Adobe to allow their software to read the Hasselblad files. Stig mentioned
that while it may be possible to release this as an open-source format
in the future, the lens correction data itself relies on proprietary
“The Truth Is In The File”
presented by Josh Weisberg: Microsoft
Josh Weisberg of Microsoft explained how Windows Vista delivers significant
improvements in how photo metadata is handled in this latest Microsoft
operating system. Their motto is that “The Truth is in the File”
because when metadata properties change, the new values are always written
back to the file. This provides for information portability –
wherever the file goes, the metadata goes.
Today metadata is used by many applications, but in different ways;
and previously every application developer had to write his own metadata
handler or rely on third party libraries. As an alternative, Microsoft
has created what they call WIC (Windows Imaging Components). WIC is
an extensible, system-wide platform for image handling that will reduce
the need for sidecar files. It ships with Vista and is available for
Windows XP and other server products.
The WIC policy handler has two functions, to deal with color Codec’s,
and to handle Metadata. Weisberg explained that applications can use
WIC to: read & write image formats, perform RAW conversions, and
to read & write metadata.
This makes it possible for developers to provide support for multiple
metadata standards in their application. Out of the box, the WIC policy
handler can support EXIF, IPTC and XMP. Weisberg explained that they
want to “bring RAW files to the masses”, and decided that
camera manufacturers will develop their own codec’s for cameras.
This should mean that there will be no delay for the OS or applications
to catch up when new devices are released.
Microsoft bought the image asset manager, iView Multimedia in July
of 2006 and have completed the incorporation and released it under the
name Microsoft Expression Media.
Weisberg also mentioned that the Vista OS has hierarchical keyword/metatags
however he didn’t go into details on how this was handled.
Wrap-up Panel Discussion
There were opportunities for those attending to ask a few questions
of each of the presenters, but the most interesting ones came in the
wrap-up at the end. While no representative from Nikon spoke at the
conference – they responded too late to the invitation –
they did send several representatives to observe. Canon as well as Nikon

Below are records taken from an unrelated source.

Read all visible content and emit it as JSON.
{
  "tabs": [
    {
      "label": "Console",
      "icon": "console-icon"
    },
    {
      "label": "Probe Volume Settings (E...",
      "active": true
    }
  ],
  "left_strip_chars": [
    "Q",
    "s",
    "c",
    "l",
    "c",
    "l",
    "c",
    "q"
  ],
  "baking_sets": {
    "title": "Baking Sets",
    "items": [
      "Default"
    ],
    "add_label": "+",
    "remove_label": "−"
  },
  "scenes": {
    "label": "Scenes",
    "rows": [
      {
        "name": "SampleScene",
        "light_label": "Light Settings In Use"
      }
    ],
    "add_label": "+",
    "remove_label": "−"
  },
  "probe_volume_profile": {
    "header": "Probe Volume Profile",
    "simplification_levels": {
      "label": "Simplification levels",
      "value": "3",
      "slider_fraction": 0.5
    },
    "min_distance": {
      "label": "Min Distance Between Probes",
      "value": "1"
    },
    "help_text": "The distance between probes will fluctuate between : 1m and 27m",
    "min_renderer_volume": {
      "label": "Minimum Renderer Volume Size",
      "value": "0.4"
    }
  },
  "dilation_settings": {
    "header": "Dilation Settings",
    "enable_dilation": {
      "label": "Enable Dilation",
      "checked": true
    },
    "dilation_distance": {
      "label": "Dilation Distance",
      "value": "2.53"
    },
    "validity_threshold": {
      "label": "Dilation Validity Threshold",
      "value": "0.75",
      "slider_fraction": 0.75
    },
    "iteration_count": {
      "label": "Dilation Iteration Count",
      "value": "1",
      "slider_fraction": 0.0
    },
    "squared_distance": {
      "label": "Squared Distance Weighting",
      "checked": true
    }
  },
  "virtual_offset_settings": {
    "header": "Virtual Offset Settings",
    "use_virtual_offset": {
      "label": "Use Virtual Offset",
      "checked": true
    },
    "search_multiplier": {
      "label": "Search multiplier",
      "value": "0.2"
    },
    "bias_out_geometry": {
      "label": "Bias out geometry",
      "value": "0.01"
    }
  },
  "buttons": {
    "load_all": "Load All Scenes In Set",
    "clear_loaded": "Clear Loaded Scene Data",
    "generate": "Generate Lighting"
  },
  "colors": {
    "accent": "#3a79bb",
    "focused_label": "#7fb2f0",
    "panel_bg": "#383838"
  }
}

asked what fields photographers need for entering metadata at the time
of capture. This was a bit unexpected, and some panelists mentioned
that it was a tough question to answer without knowing how this metadata
would be entered into the camera. The chair of the Photo Metadata Working
Group said that they would explore this question and be in contact with
them in the near future.
There was some discussion on whether a conference of this type would
be a regular event, but there was no conclusion at this time.
Both of these things should add a great deal to rights management,
making it easier for photographers to enforce their intellectual property
rights and harder for third parties to infringe on them.
Download The IPTC Photo Metadata White Paper and transcripts of many
of the presentations given at the Conference from http://phmdc.org/
You’re also invited to discuss further developments of the requirements
and open issues which have been raised at the Conference on an IPTC